Entries supplied:
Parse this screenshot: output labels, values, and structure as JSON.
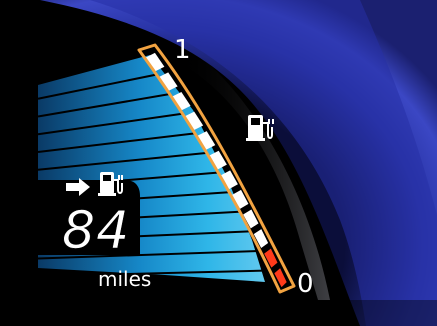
{
  "gauge": {
    "scale_max_label": "1",
    "scale_min_label": "0",
    "segments_total": 12,
    "segments_depleted": 2,
    "colors": {
      "frame": "#f2a341",
      "segment": "#ffffff",
      "segment_depleted": "#ff3a1a",
      "fill_cyan": "#1aa0dc",
      "arc_blue": "#2a35a8"
    },
    "charge_icon": "ev-charger-icon"
  },
  "range": {
    "value": "84",
    "unit": "miles",
    "indicator_icon": "arrow-right-icon",
    "station_icon": "ev-charger-icon"
  }
}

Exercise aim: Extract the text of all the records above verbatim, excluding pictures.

Answer space:
Parse this screenshot: output labels, values, and structure as JSON.
{
  "gauge": {
    "scale_max_label": "1",
    "scale_min_label": "0",
    "segments_total": 12,
    "segments_depleted": 2,
    "colors": {
      "frame": "#f2a341",
      "segment": "#ffffff",
      "segment_depleted": "#ff3a1a",
      "fill_cyan": "#1aa0dc",
      "arc_blue": "#2a35a8"
    },
    "charge_icon": "ev-charger-icon"
  },
  "range": {
    "value": "84",
    "unit": "miles",
    "indicator_icon": "arrow-right-icon",
    "station_icon": "ev-charger-icon"
  }
}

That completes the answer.